Being a dwarf (in LOTRO, at least) my first task as a denizen of Middle-Earth was one of the utmost importance and peril: I had to walk through a mine and tell miners that it was time to watch our King, Thorin Oakenshield, depart for the Lonely Mountain. One particularly obstinate miner by the name of Tvistur (if you’re like me, the first thing you though when you saw that name was “Right hand on red”) has opened a long-sealed passage that houses a large, angry cave troll. The troll flattens poor Tvistur (“Skull on red”) and chases after Gimli, who should need no introduction.
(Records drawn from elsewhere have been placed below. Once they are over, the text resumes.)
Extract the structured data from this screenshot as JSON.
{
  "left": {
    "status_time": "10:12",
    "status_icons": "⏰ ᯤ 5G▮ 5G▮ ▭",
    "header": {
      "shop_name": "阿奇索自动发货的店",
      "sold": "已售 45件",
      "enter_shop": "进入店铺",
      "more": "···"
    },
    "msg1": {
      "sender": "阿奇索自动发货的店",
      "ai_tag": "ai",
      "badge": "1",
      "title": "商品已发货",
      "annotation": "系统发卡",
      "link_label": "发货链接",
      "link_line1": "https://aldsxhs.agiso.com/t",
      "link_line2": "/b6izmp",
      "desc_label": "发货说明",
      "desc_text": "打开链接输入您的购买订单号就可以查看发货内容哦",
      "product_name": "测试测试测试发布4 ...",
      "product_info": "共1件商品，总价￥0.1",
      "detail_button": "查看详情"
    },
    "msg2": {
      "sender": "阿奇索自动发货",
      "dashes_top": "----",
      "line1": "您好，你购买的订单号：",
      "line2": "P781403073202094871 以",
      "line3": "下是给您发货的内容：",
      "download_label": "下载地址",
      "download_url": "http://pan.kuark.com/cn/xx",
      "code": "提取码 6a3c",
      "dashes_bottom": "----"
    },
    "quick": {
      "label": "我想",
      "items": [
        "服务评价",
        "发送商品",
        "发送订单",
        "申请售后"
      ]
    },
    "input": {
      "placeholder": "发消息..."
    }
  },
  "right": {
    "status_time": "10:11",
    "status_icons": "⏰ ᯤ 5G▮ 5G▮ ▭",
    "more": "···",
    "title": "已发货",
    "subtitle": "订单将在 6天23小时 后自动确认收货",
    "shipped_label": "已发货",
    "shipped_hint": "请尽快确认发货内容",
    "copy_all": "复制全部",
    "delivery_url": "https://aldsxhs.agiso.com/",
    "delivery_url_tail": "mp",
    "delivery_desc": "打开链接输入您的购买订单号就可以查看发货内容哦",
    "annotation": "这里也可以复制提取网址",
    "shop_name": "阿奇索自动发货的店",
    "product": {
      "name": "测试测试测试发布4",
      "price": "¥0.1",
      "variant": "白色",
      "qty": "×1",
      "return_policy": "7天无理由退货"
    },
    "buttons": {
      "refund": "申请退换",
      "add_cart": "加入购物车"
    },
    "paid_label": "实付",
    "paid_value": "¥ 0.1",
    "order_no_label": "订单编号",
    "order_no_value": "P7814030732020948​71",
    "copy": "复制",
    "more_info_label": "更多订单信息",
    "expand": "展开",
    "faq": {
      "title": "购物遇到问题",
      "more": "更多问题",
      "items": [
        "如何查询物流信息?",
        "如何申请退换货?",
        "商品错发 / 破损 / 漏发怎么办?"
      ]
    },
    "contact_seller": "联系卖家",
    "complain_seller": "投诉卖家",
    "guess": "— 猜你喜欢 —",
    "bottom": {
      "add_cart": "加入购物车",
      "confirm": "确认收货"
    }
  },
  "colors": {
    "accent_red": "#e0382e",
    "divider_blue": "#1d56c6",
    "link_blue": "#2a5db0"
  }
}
Now is my chance to be a hero, I am instructed to follow the troll and help Gimli defeat it. Armed with a knife I found on the way in, I set out to help slay the beast, only to be immobilized as soon as I came within sight of it. In this state, I was able to heroically watch Gandalf arrive in the nick of time and turn the troll to stone. Quest completed! I only shudder to think what might have happened if I hadn’t been there. Most of the rest of the introduction involved my character running errands for higher-ranking Dwarves, but once a treacherous plot to reanimate a dead dwarf leader was discovered, I once again sprung into action and went to the dwarf in question’s tomb to help avert this catastrophe. What, you ask, was my quest objective? Kill the conspirators, perhaps, or save Elrond’s son, who was being held hostage? No, my job was, and I quote, “Protect Dwalin” while he cleaned up the mess. This being done (and done well, let me add) I am now in the main part of the game, where I can hopefully begin to do stuff out of the shadows of people who matter.

 

My point is this: developing a narrative is an admirable goal in a video game, but a big part of the appeal of games such as LOTRO is the chance to be a hero. If I wanted to watch other people save the world, I would watch the Lord of the Rings movies. I assume that now since I’m out of the introductory part of the game, I will be doing things on my own, but it would have been nice to feel like I actually mattered, even a little bit, to the story being woven around me. If I’m participating in the actions, let me participate in the story too.

 

That’s all for now, but since this post is a week overdue, you all will be hearing again from me shortly. Lucky you.

 

                                                                        -Colin Doberstein